(Web page and app entries)
------------------------------
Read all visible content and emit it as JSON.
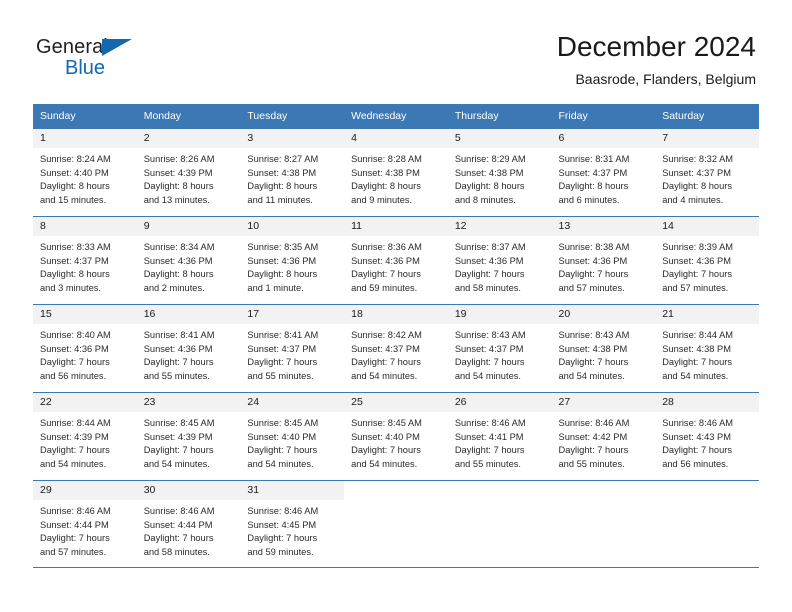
{
  "logo": {
    "word_dark": "General",
    "word_blue": "Blue",
    "triangle_color": "#1269b0"
  },
  "header": {
    "title": "December 2024",
    "subtitle": "Baasrode, Flanders, Belgium",
    "accent_color": "#3b78b4",
    "header_text_color": "#ffffff",
    "daynum_band_color": "#f2f2f2"
  },
  "weekday_headers": [
    "Sunday",
    "Monday",
    "Tuesday",
    "Wednesday",
    "Thursday",
    "Friday",
    "Saturday"
  ],
  "weeks": [
    {
      "days": [
        {
          "num": "1",
          "sunrise": "Sunrise: 8:24 AM",
          "sunset": "Sunset: 4:40 PM",
          "daylight1": "Daylight: 8 hours",
          "daylight2": "and 15 minutes."
        },
        {
          "num": "2",
          "sunrise": "Sunrise: 8:26 AM",
          "sunset": "Sunset: 4:39 PM",
          "daylight1": "Daylight: 8 hours",
          "daylight2": "and 13 minutes."
        },
        {
          "num": "3",
          "sunrise": "Sunrise: 8:27 AM",
          "sunset": "Sunset: 4:38 PM",
          "daylight1": "Daylight: 8 hours",
          "daylight2": "and 11 minutes."
        },
        {
          "num": "4",
          "sunrise": "Sunrise: 8:28 AM",
          "sunset": "Sunset: 4:38 PM",
          "daylight1": "Daylight: 8 hours",
          "daylight2": "and 9 minutes."
        },
        {
          "num": "5",
          "sunrise": "Sunrise: 8:29 AM",
          "sunset": "Sunset: 4:38 PM",
          "daylight1": "Daylight: 8 hours",
          "daylight2": "and 8 minutes."
        },
        {
          "num": "6",
          "sunrise": "Sunrise: 8:31 AM",
          "sunset": "Sunset: 4:37 PM",
          "daylight1": "Daylight: 8 hours",
          "daylight2": "and 6 minutes."
        },
        {
          "num": "7",
          "sunrise": "Sunrise: 8:32 AM",
          "sunset": "Sunset: 4:37 PM",
          "daylight1": "Daylight: 8 hours",
          "daylight2": "and 4 minutes."
        }
      ]
    },
    {
      "days": [
        {
          "num": "8",
          "sunrise": "Sunrise: 8:33 AM",
          "sunset": "Sunset: 4:37 PM",
          "daylight1": "Daylight: 8 hours",
          "daylight2": "and 3 minutes."
        },
        {
          "num": "9",
          "sunrise": "Sunrise: 8:34 AM",
          "sunset": "Sunset: 4:36 PM",
          "daylight1": "Daylight: 8 hours",
          "daylight2": "and 2 minutes."
        },
        {
          "num": "10",
          "sunrise": "Sunrise: 8:35 AM",
          "sunset": "Sunset: 4:36 PM",
          "daylight1": "Daylight: 8 hours",
          "daylight2": "and 1 minute."
        },
        {
          "num": "11",
          "sunrise": "Sunrise: 8:36 AM",
          "sunset": "Sunset: 4:36 PM",
          "daylight1": "Daylight: 7 hours",
          "daylight2": "and 59 minutes."
        },
        {
          "num": "12",
          "sunrise": "Sunrise: 8:37 AM",
          "sunset": "Sunset: 4:36 PM",
          "daylight1": "Daylight: 7 hours",
          "daylight2": "and 58 minutes."
        },
        {
          "num": "13",
          "sunrise": "Sunrise: 8:38 AM",
          "sunset": "Sunset: 4:36 PM",
          "daylight1": "Daylight: 7 hours",
          "daylight2": "and 57 minutes."
        },
        {
          "num": "14",
          "sunrise": "Sunrise: 8:39 AM",
          "sunset": "Sunset: 4:36 PM",
          "daylight1": "Daylight: 7 hours",
          "daylight2": "and 57 minutes."
        }
      ]
    },
    {
      "days": [
        {
          "num": "15",
          "sunrise": "Sunrise: 8:40 AM",
          "sunset": "Sunset: 4:36 PM",
          "daylight1": "Daylight: 7 hours",
          "daylight2": "and 56 minutes."
        },
        {
          "num": "16",
          "sunrise": "Sunrise: 8:41 AM",
          "sunset": "Sunset: 4:36 PM",
          "daylight1": "Daylight: 7 hours",
          "daylight2": "and 55 minutes."
        },
        {
          "num": "17",
          "sunrise": "Sunrise: 8:41 AM",
          "sunset": "Sunset: 4:37 PM",
          "daylight1": "Daylight: 7 hours",
          "daylight2": "and 55 minutes."
        },
        {
          "num": "18",
          "sunrise": "Sunrise: 8:42 AM",
          "sunset": "Sunset: 4:37 PM",
          "daylight1": "Daylight: 7 hours",
          "daylight2": "and 54 minutes."
        },
        {
          "num": "19",
          "sunrise": "Sunrise: 8:43 AM",
          "sunset": "Sunset: 4:37 PM",
          "daylight1": "Daylight: 7 hours",
          "daylight2": "and 54 minutes."
        },
        {
          "num": "20",
          "sunrise": "Sunrise: 8:43 AM",
          "sunset": "Sunset: 4:38 PM",
          "daylight1": "Daylight: 7 hours",
          "daylight2": "and 54 minutes."
        },
        {
          "num": "21",
          "sunrise": "Sunrise: 8:44 AM",
          "sunset": "Sunset: 4:38 PM",
          "daylight1": "Daylight: 7 hours",
          "daylight2": "and 54 minutes."
        }
      ]
    },
    {
      "days": [
        {
          "num": "22",
          "sunrise": "Sunrise: 8:44 AM",
          "sunset": "Sunset: 4:39 PM",
          "daylight1": "Daylight: 7 hours",
          "daylight2": "and 54 minutes."
        },
        {
          "num": "23",
          "sunrise": "Sunrise: 8:45 AM",
          "sunset": "Sunset: 4:39 PM",
          "daylight1": "Daylight: 7 hours",
          "daylight2": "and 54 minutes."
        },
        {
          "num": "24",
          "sunrise": "Sunrise: 8:45 AM",
          "sunset": "Sunset: 4:40 PM",
          "daylight1": "Daylight: 7 hours",
          "daylight2": "and 54 minutes."
        },
        {
          "num": "25",
          "sunrise": "Sunrise: 8:45 AM",
          "sunset": "Sunset: 4:40 PM",
          "daylight1": "Daylight: 7 hours",
          "daylight2": "and 54 minutes."
        },
        {
          "num": "26",
          "sunrise": "Sunrise: 8:46 AM",
          "sunset": "Sunset: 4:41 PM",
          "daylight1": "Daylight: 7 hours",
          "daylight2": "and 55 minutes."
        },
        {
          "num": "27",
          "sunrise": "Sunrise: 8:46 AM",
          "sunset": "Sunset: 4:42 PM",
          "daylight1": "Daylight: 7 hours",
          "daylight2": "and 55 minutes."
        },
        {
          "num": "28",
          "sunrise": "Sunrise: 8:46 AM",
          "sunset": "Sunset: 4:43 PM",
          "daylight1": "Daylight: 7 hours",
          "daylight2": "and 56 minutes."
        }
      ]
    },
    {
      "days": [
        {
          "num": "29",
          "sunrise": "Sunrise: 8:46 AM",
          "sunset": "Sunset: 4:44 PM",
          "daylight1": "Daylight: 7 hours",
          "daylight2": "and 57 minutes."
        },
        {
          "num": "30",
          "sunrise": "Sunrise: 8:46 AM",
          "sunset": "Sunset: 4:44 PM",
          "daylight1": "Daylight: 7 hours",
          "daylight2": "and 58 minutes."
        },
        {
          "num": "31",
          "sunrise": "Sunrise: 8:46 AM",
          "sunset": "Sunset: 4:45 PM",
          "daylight1": "Daylight: 7 hours",
          "daylight2": "and 59 minutes."
        },
        {
          "num": "",
          "sunrise": "",
          "sunset": "",
          "daylight1": "",
          "daylight2": ""
        },
        {
          "num": "",
          "sunrise": "",
          "sunset": "",
          "daylight1": "",
          "daylight2": ""
        },
        {
          "num": "",
          "sunrise": "",
          "sunset": "",
          "daylight1": "",
          "daylight2": ""
        },
        {
          "num": "",
          "sunrise": "",
          "sunset": "",
          "daylight1": "",
          "daylight2": ""
        }
      ]
    }
  ]
}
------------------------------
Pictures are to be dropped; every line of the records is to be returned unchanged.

*Solution below*:
Read all visible content and emit it as JSON.
{
  "logo": {
    "word_dark": "General",
    "word_blue": "Blue",
    "triangle_color": "#1269b0"
  },
  "header": {
    "title": "December 2024",
    "subtitle": "Baasrode, Flanders, Belgium",
    "accent_color": "#3b78b4",
    "header_text_color": "#ffffff",
    "daynum_band_color": "#f2f2f2"
  },
  "weekday_headers": [
    "Sunday",
    "Monday",
    "Tuesday",
    "Wednesday",
    "Thursday",
    "Friday",
    "Saturday"
  ],
  "weeks": [
    {
      "days": [
        {
          "num": "1",
          "sunrise": "Sunrise: 8:24 AM",
          "sunset": "Sunset: 4:40 PM",
          "daylight1": "Daylight: 8 hours",
          "daylight2": "and 15 minutes."
        },
        {
          "num": "2",
          "sunrise": "Sunrise: 8:26 AM",
          "sunset": "Sunset: 4:39 PM",
          "daylight1": "Daylight: 8 hours",
          "daylight2": "and 13 minutes."
        },
        {
          "num": "3",
          "sunrise": "Sunrise: 8:27 AM",
          "sunset": "Sunset: 4:38 PM",
          "daylight1": "Daylight: 8 hours",
          "daylight2": "and 11 minutes."
        },
        {
          "num": "4",
          "sunrise": "Sunrise: 8:28 AM",
          "sunset": "Sunset: 4:38 PM",
          "daylight1": "Daylight: 8 hours",
          "daylight2": "and 9 minutes."
        },
        {
          "num": "5",
          "sunrise": "Sunrise: 8:29 AM",
          "sunset": "Sunset: 4:38 PM",
          "daylight1": "Daylight: 8 hours",
          "daylight2": "and 8 minutes."
        },
        {
          "num": "6",
          "sunrise": "Sunrise: 8:31 AM",
          "sunset": "Sunset: 4:37 PM",
          "daylight1": "Daylight: 8 hours",
          "daylight2": "and 6 minutes."
        },
        {
          "num": "7",
          "sunrise": "Sunrise: 8:32 AM",
          "sunset": "Sunset: 4:37 PM",
          "daylight1": "Daylight: 8 hours",
          "daylight2": "and 4 minutes."
        }
      ]
    },
    {
      "days": [
        {
          "num": "8",
          "sunrise": "Sunrise: 8:33 AM",
          "sunset": "Sunset: 4:37 PM",
          "daylight1": "Daylight: 8 hours",
          "daylight2": "and 3 minutes."
        },
        {
          "num": "9",
          "sunrise": "Sunrise: 8:34 AM",
          "sunset": "Sunset: 4:36 PM",
          "daylight1": "Daylight: 8 hours",
          "daylight2": "and 2 minutes."
        },
        {
          "num": "10",
          "sunrise": "Sunrise: 8:35 AM",
          "sunset": "Sunset: 4:36 PM",
          "daylight1": "Daylight: 8 hours",
          "daylight2": "and 1 minute."
        },
        {
          "num": "11",
          "sunrise": "Sunrise: 8:36 AM",
          "sunset": "Sunset: 4:36 PM",
          "daylight1": "Daylight: 7 hours",
          "daylight2": "and 59 minutes."
        },
        {
          "num": "12",
          "sunrise": "Sunrise: 8:37 AM",
          "sunset": "Sunset: 4:36 PM",
          "daylight1": "Daylight: 7 hours",
          "daylight2": "and 58 minutes."
        },
        {
          "num": "13",
          "sunrise": "Sunrise: 8:38 AM",
          "sunset": "Sunset: 4:36 PM",
          "daylight1": "Daylight: 7 hours",
          "daylight2": "and 57 minutes."
        },
        {
          "num": "14",
          "sunrise": "Sunrise: 8:39 AM",
          "sunset": "Sunset: 4:36 PM",
          "daylight1": "Daylight: 7 hours",
          "daylight2": "and 57 minutes."
        }
      ]
    },
    {
      "days": [
        {
          "num": "15",
          "sunrise": "Sunrise: 8:40 AM",
          "sunset": "Sunset: 4:36 PM",
          "daylight1": "Daylight: 7 hours",
          "daylight2": "and 56 minutes."
        },
        {
          "num": "16",
          "sunrise": "Sunrise: 8:41 AM",
          "sunset": "Sunset: 4:36 PM",
          "daylight1": "Daylight: 7 hours",
          "daylight2": "and 55 minutes."
        },
        {
          "num": "17",
          "sunrise": "Sunrise: 8:41 AM",
          "sunset": "Sunset: 4:37 PM",
          "daylight1": "Daylight: 7 hours",
          "daylight2": "and 55 minutes."
        },
        {
          "num": "18",
          "sunrise": "Sunrise: 8:42 AM",
          "sunset": "Sunset: 4:37 PM",
          "daylight1": "Daylight: 7 hours",
          "daylight2": "and 54 minutes."
        },
        {
          "num": "19",
          "sunrise": "Sunrise: 8:43 AM",
          "sunset": "Sunset: 4:37 PM",
          "daylight1": "Daylight: 7 hours",
          "daylight2": "and 54 minutes."
        },
        {
          "num": "20",
          "sunrise": "Sunrise: 8:43 AM",
          "sunset": "Sunset: 4:38 PM",
          "daylight1": "Daylight: 7 hours",
          "daylight2": "and 54 minutes."
        },
        {
          "num": "21",
          "sunrise": "Sunrise: 8:44 AM",
          "sunset": "Sunset: 4:38 PM",
          "daylight1": "Daylight: 7 hours",
          "daylight2": "and 54 minutes."
        }
      ]
    },
    {
      "days": [
        {
          "num": "22",
          "sunrise": "Sunrise: 8:44 AM",
          "sunset": "Sunset: 4:39 PM",
          "daylight1": "Daylight: 7 hours",
          "daylight2": "and 54 minutes."
        },
        {
          "num": "23",
          "sunrise": "Sunrise: 8:45 AM",
          "sunset": "Sunset: 4:39 PM",
          "daylight1": "Daylight: 7 hours",
          "daylight2": "and 54 minutes."
        },
        {
          "num": "24",
          "sunrise": "Sunrise: 8:45 AM",
          "sunset": "Sunset: 4:40 PM",
          "daylight1": "Daylight: 7 hours",
          "daylight2": "and 54 minutes."
        },
        {
          "num": "25",
          "sunrise": "Sunrise: 8:45 AM",
          "sunset": "Sunset: 4:40 PM",
          "daylight1": "Daylight: 7 hours",
          "daylight2": "and 54 minutes."
        },
        {
          "num": "26",
          "sunrise": "Sunrise: 8:46 AM",
          "sunset": "Sunset: 4:41 PM",
          "daylight1": "Daylight: 7 hours",
          "daylight2": "and 55 minutes."
        },
        {
          "num": "27",
          "sunrise": "Sunrise: 8:46 AM",
          "sunset": "Sunset: 4:42 PM",
          "daylight1": "Daylight: 7 hours",
          "daylight2": "and 55 minutes."
        },
        {
          "num": "28",
          "sunrise": "Sunrise: 8:46 AM",
          "sunset": "Sunset: 4:43 PM",
          "daylight1": "Daylight: 7 hours",
          "daylight2": "and 56 minutes."
        }
      ]
    },
    {
      "days": [
        {
          "num": "29",
          "sunrise": "Sunrise: 8:46 AM",
          "sunset": "Sunset: 4:44 PM",
          "daylight1": "Daylight: 7 hours",
          "daylight2": "and 57 minutes."
        },
        {
          "num": "30",
          "sunrise": "Sunrise: 8:46 AM",
          "sunset": "Sunset: 4:44 PM",
          "daylight1": "Daylight: 7 hours",
          "daylight2": "and 58 minutes."
        },
        {
          "num": "31",
          "sunrise": "Sunrise: 8:46 AM",
          "sunset": "Sunset: 4:45 PM",
          "daylight1": "Daylight: 7 hours",
          "daylight2": "and 59 minutes."
        },
        {
          "num": "",
          "sunrise": "",
          "sunset": "",
          "daylight1": "",
          "daylight2": ""
        },
        {
          "num": "",
          "sunrise": "",
          "sunset": "",
          "daylight1": "",
          "daylight2": ""
        },
        {
          "num": "",
          "sunrise": "",
          "sunset": "",
          "daylight1": "",
          "daylight2": ""
        },
        {
          "num": "",
          "sunrise": "",
          "sunset": "",
          "daylight1": "",
          "daylight2": ""
        }
      ]
    }
  ]
}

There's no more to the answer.